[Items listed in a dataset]
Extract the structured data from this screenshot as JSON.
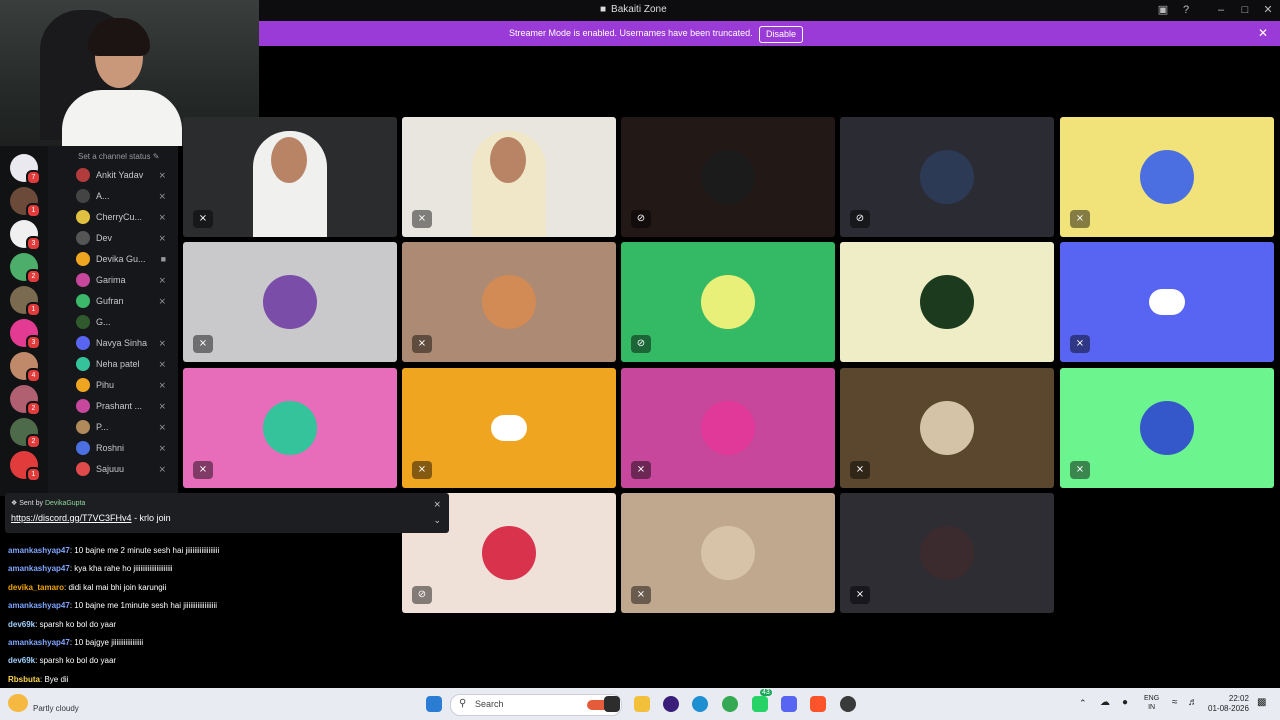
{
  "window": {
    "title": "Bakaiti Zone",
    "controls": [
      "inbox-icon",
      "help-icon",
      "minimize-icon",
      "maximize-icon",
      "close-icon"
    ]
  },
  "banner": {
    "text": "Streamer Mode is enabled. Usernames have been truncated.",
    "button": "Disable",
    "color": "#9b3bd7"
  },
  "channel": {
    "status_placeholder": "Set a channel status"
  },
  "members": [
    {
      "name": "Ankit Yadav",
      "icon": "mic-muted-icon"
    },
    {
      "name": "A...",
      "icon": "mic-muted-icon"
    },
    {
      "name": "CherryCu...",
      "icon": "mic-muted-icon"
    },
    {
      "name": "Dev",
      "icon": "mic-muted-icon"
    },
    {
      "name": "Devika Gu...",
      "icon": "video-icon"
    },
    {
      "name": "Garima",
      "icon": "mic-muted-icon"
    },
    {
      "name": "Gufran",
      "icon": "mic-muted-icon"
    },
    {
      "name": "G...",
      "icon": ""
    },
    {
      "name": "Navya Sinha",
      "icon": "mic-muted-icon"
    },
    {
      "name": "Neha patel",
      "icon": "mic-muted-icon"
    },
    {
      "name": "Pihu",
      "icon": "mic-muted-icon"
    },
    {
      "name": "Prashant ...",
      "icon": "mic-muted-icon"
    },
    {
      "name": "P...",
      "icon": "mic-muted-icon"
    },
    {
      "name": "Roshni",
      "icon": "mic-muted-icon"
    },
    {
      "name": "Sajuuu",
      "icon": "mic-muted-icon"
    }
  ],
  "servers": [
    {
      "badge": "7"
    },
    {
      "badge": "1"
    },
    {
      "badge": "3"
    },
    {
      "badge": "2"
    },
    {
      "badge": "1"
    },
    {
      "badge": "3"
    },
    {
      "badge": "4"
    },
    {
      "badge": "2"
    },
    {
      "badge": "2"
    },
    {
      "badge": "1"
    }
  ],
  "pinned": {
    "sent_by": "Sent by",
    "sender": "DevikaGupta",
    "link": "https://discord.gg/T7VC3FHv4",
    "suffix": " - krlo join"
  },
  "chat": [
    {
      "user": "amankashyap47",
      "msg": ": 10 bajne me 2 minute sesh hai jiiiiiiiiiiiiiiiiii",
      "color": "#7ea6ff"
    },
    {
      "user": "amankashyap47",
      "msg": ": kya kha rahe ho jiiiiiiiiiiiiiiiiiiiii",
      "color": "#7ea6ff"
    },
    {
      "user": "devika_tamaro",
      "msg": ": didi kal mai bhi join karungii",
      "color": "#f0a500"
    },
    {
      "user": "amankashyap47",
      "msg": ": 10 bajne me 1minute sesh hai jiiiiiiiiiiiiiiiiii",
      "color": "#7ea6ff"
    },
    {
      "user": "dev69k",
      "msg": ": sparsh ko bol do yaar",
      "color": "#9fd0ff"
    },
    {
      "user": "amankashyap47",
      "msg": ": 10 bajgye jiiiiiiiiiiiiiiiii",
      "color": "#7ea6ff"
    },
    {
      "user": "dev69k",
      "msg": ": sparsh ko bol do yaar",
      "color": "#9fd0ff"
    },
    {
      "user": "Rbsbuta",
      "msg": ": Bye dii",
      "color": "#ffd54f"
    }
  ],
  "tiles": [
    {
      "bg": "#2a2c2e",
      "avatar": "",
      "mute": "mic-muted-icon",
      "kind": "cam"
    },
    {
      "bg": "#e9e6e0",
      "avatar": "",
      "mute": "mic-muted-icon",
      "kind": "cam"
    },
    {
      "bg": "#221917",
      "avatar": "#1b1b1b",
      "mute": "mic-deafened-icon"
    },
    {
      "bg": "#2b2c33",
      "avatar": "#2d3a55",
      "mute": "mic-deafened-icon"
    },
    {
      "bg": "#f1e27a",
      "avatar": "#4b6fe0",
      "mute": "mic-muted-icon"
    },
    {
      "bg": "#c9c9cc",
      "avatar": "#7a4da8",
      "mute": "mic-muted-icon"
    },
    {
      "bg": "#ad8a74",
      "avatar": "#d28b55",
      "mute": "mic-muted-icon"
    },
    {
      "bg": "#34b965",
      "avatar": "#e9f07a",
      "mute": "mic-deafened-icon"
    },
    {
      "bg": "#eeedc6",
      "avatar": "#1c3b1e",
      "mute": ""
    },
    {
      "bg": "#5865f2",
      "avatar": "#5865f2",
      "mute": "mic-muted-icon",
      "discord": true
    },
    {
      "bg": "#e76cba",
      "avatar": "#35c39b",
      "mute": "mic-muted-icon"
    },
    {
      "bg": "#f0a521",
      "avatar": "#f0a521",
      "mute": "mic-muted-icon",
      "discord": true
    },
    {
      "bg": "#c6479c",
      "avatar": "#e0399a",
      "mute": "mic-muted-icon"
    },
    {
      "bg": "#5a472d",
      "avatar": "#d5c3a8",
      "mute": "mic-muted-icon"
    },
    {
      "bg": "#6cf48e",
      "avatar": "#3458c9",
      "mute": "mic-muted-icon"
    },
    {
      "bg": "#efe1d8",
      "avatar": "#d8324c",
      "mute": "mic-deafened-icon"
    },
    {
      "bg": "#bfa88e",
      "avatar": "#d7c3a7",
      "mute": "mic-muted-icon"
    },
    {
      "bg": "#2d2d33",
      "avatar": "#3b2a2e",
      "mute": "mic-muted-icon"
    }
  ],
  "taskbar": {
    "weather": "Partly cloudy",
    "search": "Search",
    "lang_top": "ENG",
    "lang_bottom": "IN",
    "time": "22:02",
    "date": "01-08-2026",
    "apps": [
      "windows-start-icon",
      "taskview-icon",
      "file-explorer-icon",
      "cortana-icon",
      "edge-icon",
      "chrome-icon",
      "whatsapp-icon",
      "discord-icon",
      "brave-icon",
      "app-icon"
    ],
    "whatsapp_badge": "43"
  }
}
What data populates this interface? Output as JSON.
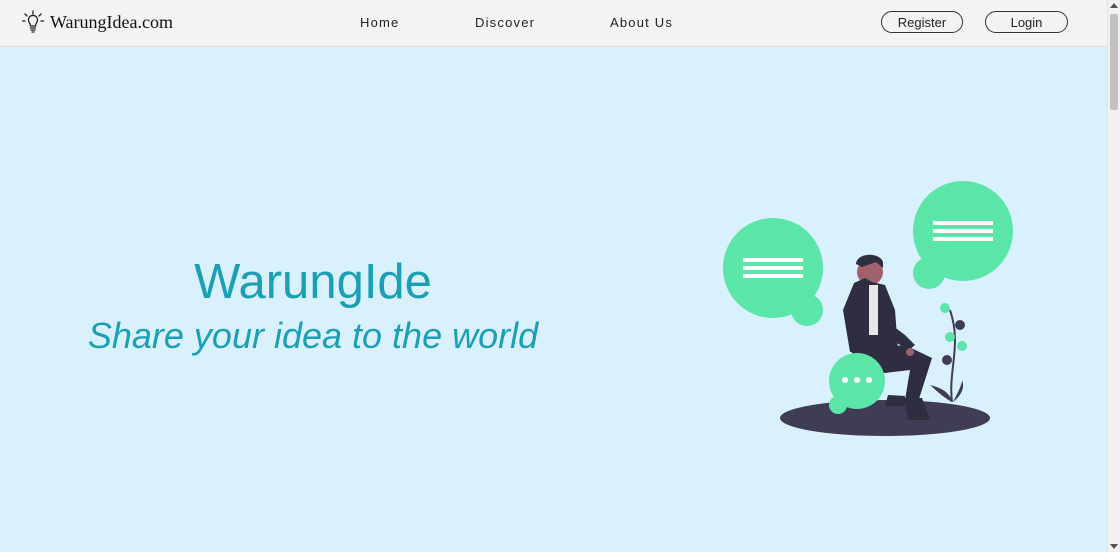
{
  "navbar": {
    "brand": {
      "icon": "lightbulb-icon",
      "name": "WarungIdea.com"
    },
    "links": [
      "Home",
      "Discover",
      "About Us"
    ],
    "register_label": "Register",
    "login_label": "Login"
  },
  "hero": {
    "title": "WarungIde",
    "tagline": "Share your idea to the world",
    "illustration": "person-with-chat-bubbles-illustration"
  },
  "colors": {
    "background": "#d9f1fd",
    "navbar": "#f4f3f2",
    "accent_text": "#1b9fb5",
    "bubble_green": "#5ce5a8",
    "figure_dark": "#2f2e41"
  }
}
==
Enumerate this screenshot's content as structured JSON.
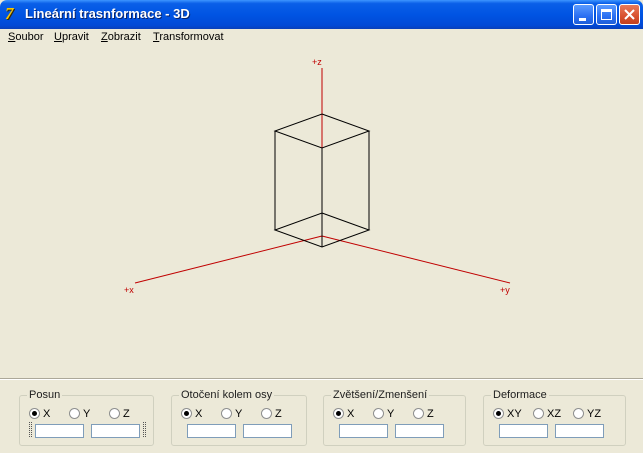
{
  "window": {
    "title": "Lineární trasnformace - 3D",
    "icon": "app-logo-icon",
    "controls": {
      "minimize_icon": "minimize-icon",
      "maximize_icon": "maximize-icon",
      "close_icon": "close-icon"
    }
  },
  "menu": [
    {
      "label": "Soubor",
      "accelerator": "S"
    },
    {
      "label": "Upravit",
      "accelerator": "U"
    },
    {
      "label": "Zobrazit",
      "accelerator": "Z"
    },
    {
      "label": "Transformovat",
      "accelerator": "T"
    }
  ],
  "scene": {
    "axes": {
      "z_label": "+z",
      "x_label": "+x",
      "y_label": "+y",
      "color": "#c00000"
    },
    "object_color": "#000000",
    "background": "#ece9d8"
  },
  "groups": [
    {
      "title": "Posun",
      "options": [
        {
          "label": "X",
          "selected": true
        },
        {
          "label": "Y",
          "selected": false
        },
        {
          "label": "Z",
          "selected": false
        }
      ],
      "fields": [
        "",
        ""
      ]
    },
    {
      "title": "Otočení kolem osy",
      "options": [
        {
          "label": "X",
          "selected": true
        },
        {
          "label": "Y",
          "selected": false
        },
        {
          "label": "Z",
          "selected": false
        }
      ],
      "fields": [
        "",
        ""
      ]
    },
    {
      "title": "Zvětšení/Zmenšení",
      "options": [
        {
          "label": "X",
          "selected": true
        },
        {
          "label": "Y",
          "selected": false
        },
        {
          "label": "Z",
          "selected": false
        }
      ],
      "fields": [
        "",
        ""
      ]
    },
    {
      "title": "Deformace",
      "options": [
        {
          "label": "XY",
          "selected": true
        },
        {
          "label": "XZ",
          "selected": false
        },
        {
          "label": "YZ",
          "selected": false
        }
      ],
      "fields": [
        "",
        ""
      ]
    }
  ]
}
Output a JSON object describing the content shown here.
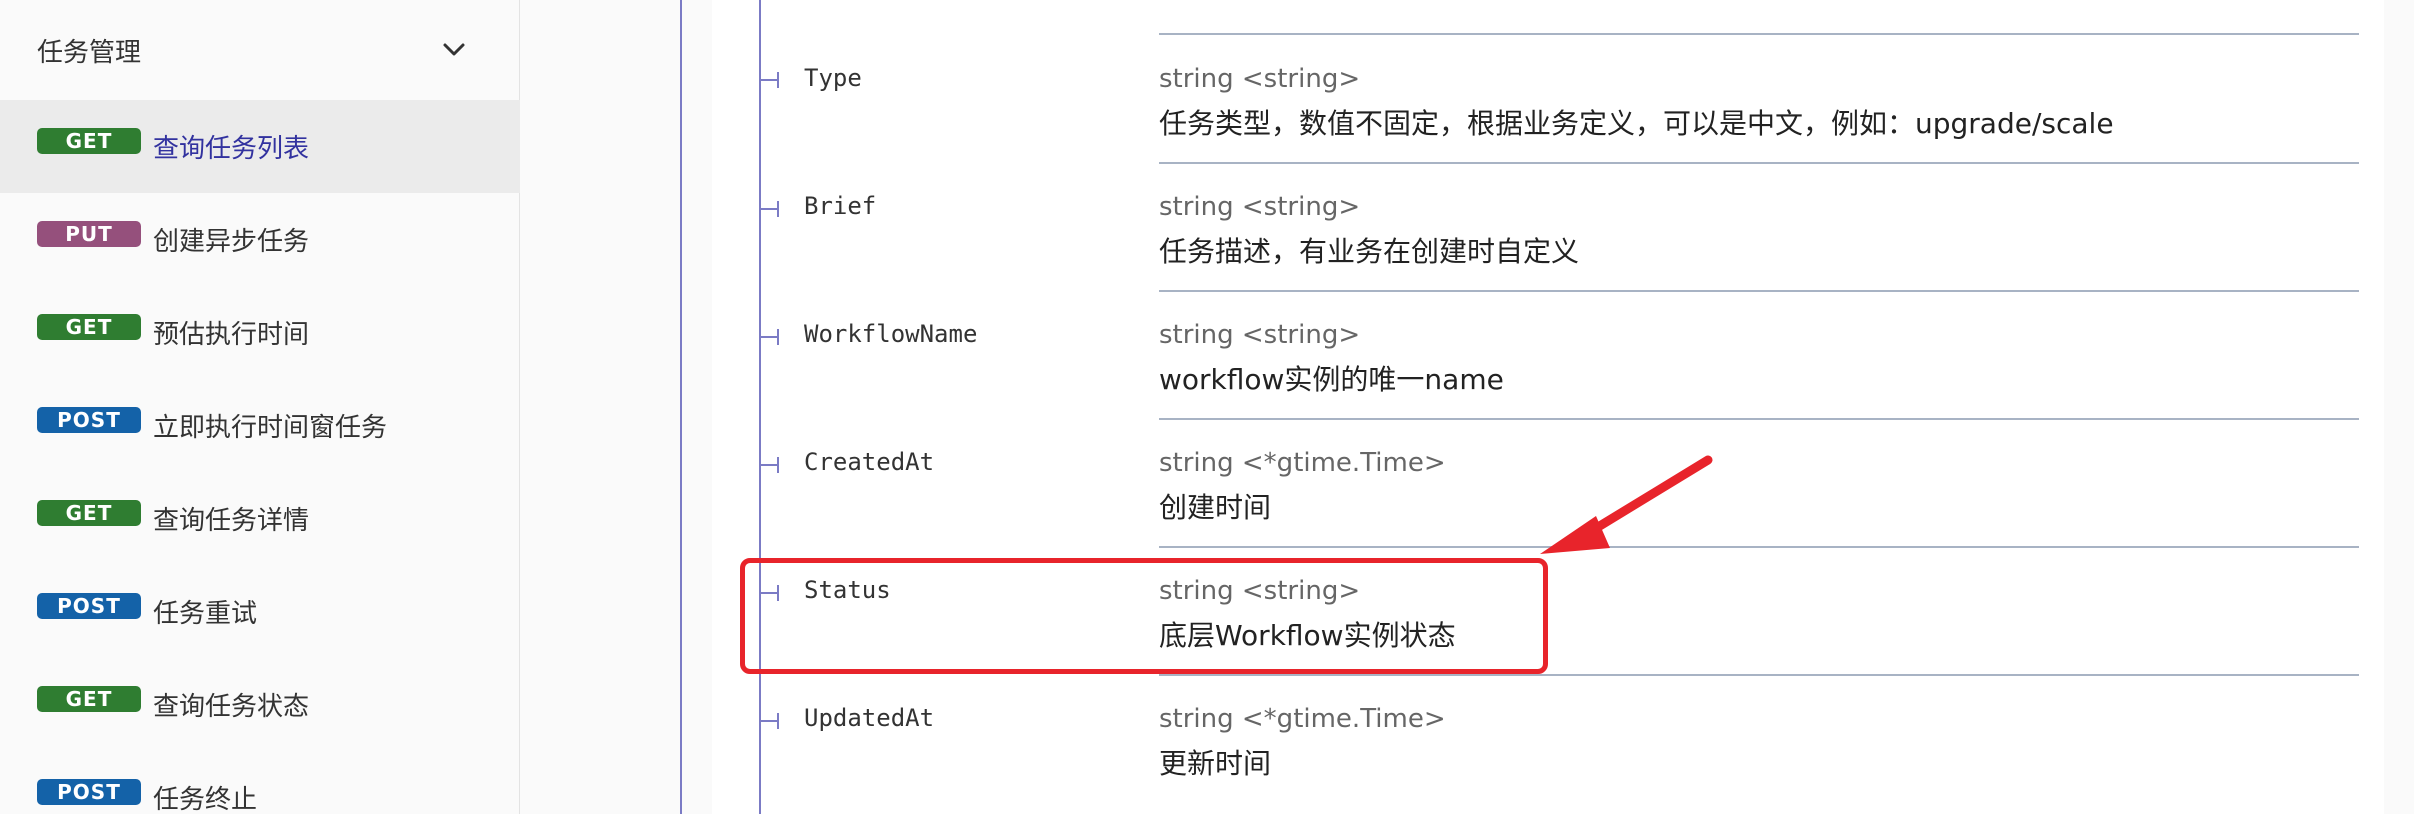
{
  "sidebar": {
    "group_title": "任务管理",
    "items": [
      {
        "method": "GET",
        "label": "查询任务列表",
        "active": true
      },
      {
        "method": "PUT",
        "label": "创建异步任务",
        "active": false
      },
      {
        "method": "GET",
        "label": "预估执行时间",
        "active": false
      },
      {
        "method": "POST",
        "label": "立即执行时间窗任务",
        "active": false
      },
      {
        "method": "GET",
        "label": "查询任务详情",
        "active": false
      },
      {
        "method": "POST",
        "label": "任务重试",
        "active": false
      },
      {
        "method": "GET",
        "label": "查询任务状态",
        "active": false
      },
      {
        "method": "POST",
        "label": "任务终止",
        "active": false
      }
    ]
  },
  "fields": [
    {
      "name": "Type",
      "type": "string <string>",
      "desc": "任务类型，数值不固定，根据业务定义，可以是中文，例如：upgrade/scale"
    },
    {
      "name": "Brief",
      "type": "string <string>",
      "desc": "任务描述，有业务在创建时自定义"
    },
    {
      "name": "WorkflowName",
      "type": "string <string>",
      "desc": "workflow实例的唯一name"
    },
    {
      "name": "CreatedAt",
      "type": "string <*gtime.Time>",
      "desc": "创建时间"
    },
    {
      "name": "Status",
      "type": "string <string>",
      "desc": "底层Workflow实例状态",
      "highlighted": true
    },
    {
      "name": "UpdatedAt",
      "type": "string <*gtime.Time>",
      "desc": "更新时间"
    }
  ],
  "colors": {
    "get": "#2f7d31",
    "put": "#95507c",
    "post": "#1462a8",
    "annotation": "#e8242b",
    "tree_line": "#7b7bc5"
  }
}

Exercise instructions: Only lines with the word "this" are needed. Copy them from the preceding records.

Response below:
Extract the structured data from this screenshot as JSON.
What data populates this interface? Output as JSON.
Enumerate this screenshot's content as structured JSON.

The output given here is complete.